Take each line from the entries that holds "right" and copy it out.

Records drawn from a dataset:
****

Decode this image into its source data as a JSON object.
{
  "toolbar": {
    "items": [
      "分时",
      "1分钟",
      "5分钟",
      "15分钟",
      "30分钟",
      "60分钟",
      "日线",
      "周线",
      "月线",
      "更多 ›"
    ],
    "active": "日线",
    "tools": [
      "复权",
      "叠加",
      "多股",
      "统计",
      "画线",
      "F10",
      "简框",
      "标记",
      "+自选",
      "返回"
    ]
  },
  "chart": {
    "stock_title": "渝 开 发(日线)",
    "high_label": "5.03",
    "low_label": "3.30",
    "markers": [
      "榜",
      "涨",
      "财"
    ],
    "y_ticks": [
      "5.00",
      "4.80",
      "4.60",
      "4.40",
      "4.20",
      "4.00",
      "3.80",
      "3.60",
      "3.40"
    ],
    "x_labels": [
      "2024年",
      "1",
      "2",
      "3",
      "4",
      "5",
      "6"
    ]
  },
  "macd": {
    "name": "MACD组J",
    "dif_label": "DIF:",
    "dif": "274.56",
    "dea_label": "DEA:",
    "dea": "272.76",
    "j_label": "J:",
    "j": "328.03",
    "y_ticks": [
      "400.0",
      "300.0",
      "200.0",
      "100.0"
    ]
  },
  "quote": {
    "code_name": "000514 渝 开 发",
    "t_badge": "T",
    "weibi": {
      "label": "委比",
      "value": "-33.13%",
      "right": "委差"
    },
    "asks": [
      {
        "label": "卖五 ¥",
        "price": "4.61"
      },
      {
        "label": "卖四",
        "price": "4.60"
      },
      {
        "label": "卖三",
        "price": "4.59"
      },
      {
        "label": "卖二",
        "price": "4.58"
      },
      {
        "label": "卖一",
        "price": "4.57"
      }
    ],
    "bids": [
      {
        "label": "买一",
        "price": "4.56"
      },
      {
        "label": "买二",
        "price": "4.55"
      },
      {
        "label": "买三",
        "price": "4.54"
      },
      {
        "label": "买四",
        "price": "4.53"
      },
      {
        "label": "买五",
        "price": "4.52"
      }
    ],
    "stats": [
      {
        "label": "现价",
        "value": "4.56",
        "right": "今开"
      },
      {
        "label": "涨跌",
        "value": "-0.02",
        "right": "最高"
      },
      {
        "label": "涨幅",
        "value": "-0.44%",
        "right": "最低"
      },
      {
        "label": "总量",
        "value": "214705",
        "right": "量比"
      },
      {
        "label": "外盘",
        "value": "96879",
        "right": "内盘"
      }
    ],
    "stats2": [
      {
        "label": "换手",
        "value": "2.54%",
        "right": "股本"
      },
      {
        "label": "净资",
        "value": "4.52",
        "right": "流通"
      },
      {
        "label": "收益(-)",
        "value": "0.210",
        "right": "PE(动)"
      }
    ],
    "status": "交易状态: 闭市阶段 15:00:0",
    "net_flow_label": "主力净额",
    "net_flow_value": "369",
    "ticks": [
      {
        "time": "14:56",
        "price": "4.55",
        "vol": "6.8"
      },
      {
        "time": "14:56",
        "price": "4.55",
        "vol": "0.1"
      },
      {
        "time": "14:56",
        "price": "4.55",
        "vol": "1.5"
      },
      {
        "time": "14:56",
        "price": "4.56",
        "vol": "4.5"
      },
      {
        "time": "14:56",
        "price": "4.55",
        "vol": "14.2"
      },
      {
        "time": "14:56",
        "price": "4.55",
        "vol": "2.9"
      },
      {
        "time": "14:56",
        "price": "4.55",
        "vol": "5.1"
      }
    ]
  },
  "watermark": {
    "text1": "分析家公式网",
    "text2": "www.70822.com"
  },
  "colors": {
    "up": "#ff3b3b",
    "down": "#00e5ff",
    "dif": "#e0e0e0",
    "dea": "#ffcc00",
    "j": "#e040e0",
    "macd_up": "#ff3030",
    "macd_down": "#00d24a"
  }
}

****

Result:
      "right": "委差"
        "right": "今开"
        "right": "最高"
        "right": "最低"
        "right": "量比"
        "right": "内盘"
        "right": "股本"
        "right": "流通"
        "right": "PE(动)"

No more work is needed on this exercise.